The next day, the family grabs a meal in downtown Erie before heading south. By mere chance, we happen upon an event hosted by the Erie Art Museum. Their front courtyard is lined with chairs and filled with scores of people listening to a band playing Mustang Sally. We order sandwiches at the museum’s cafe and join the crowd kicking back. Once the music wraps, we walk back to our car. At a street corner, my husband looks up to read a historical marker. He points its significance to the rest of us. Above us, we are astonished to find a black and gold plaque commemorating the 1825 visit of our friend Marquis de Lafayette. We are standing at the door of the house where our “nation’s guest” stayed on the Erie leg of his national tour. We learn the banquet held in his honor had a table so long that his host used battleship sails as awnings…fittingly sails from British vessels captured in the Battle of Lake Erie.

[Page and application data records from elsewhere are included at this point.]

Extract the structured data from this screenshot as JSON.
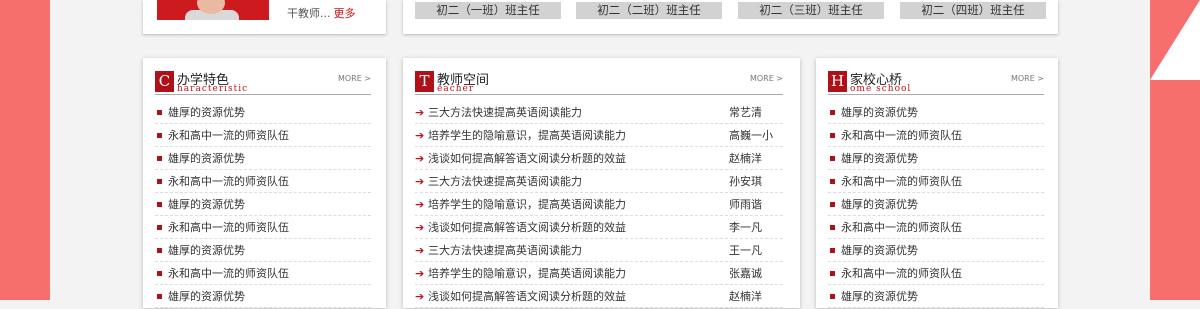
{
  "colors": {
    "accent": "#b01017",
    "side": "#f66f6c",
    "link_more": "#c0141a"
  },
  "teacher": {
    "text": "干教师...",
    "more": "更多"
  },
  "classes": [
    "初二（一班）班主任",
    "初二（二班）班主任",
    "初二（三班）班主任",
    "初二（四班）班主任"
  ],
  "panels": [
    {
      "badge": "C",
      "title": "办学特色",
      "subtitle": "haracteristic",
      "more": "MORE >",
      "items": [
        "雄厚的资源优势",
        "永和高中一流的师资队伍",
        "雄厚的资源优势",
        "永和高中一流的师资队伍",
        "雄厚的资源优势",
        "永和高中一流的师资队伍",
        "雄厚的资源优势",
        "永和高中一流的师资队伍",
        "雄厚的资源优势"
      ]
    },
    {
      "badge": "T",
      "title": "教师空间",
      "subtitle": "eacher",
      "more": "MORE >",
      "items": [
        {
          "title": "三大方法快速提高英语阅读能力",
          "author": "常艺清"
        },
        {
          "title": "培养学生的隐喻意识，提高英语阅读能力",
          "author": "高巍一小"
        },
        {
          "title": "浅谈如何提高解答语文阅读分析题的效益",
          "author": "赵楠洋"
        },
        {
          "title": "三大方法快速提高英语阅读能力",
          "author": "孙安琪"
        },
        {
          "title": "培养学生的隐喻意识，提高英语阅读能力",
          "author": "师雨谐"
        },
        {
          "title": "浅谈如何提高解答语文阅读分析题的效益",
          "author": "李一凡"
        },
        {
          "title": "三大方法快速提高英语阅读能力",
          "author": "王一凡"
        },
        {
          "title": "培养学生的隐喻意识，提高英语阅读能力",
          "author": "张嘉诚"
        },
        {
          "title": "浅谈如何提高解答语文阅读分析题的效益",
          "author": "赵楠洋"
        }
      ]
    },
    {
      "badge": "H",
      "title": "家校心桥",
      "subtitle": "ome school",
      "more": "MORE >",
      "items": [
        "雄厚的资源优势",
        "永和高中一流的师资队伍",
        "雄厚的资源优势",
        "永和高中一流的师资队伍",
        "雄厚的资源优势",
        "永和高中一流的师资队伍",
        "雄厚的资源优势",
        "永和高中一流的师资队伍",
        "雄厚的资源优势"
      ]
    }
  ]
}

For the final leg of our vacation, our daughter queues up Guns and Ships where Lafayette first confuses and confounds the British. Jeremy and I did our best to confound our own kids in the counterclockwise turn we took this week. The question never was “Are we there yet?” but “Where are we now?” And the answer? Well, its many turns were not always welcome. The adventure always was.